"I did have a strange moment when I was told I was going to play this role," he added. "I was like, 'Oh, wow, this is something I've wanted to do ever since I was a kid.' There was a moment of total boyish excitement. It was this cosmic convergence where I was in the past, present and future all at once."
As for any advice he might've gotten when the news broke, Garfield did get a couple of well-sourced tips:
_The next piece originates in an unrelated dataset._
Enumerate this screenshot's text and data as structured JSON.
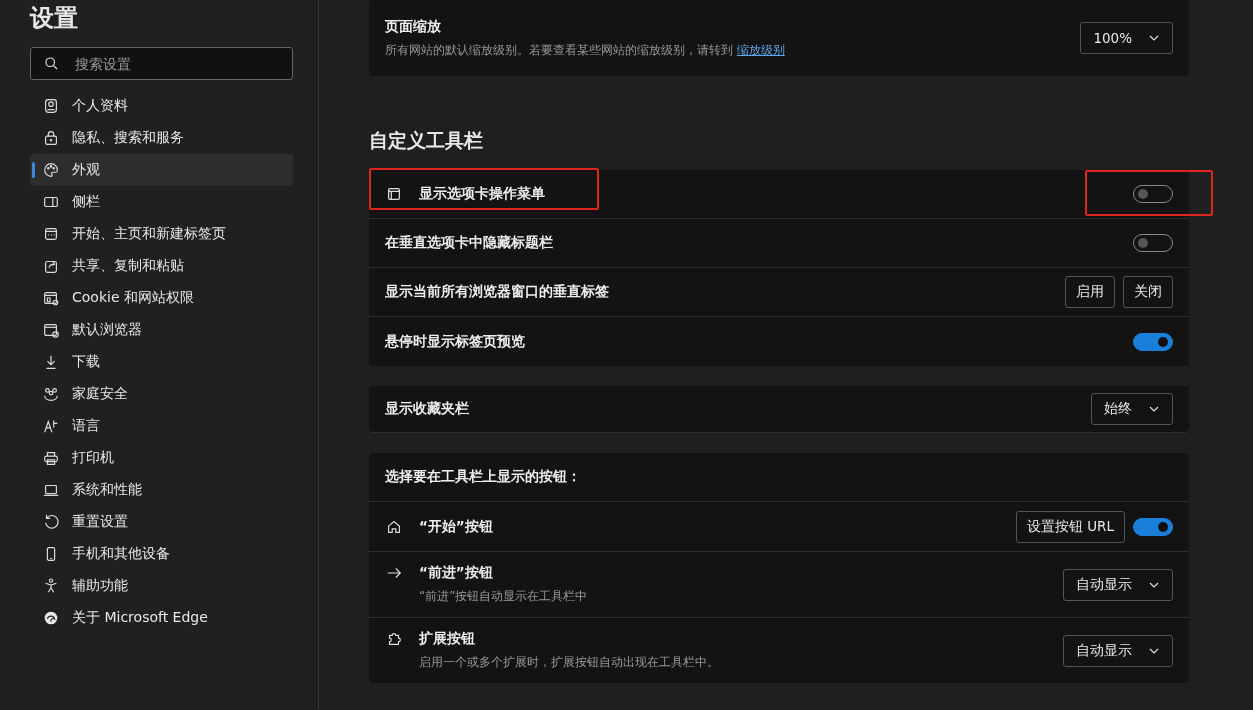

"I was told by someone who should be listened to — I'm not going to say who it was—he said, 'Don't try and live up to it. Don't think you have to live up to what that image and that symbol means to people.' And first I thought that was really reassuring. But then you go, 'No, I really want to live up to that symbol.' When I was 12 years old I saw the struggle Peter Parker was going through to be of use to society, I wanted to live up to that. And I realized that even Peter Parker is trying to live up to that symbol of Spider-Man he's created. That's what makes him so special: He's undeniably human and going through the same struggles as everyone else. So you try to live up to that symbol and then you have to be okay not living up to it, because not even Peter Parker can do it."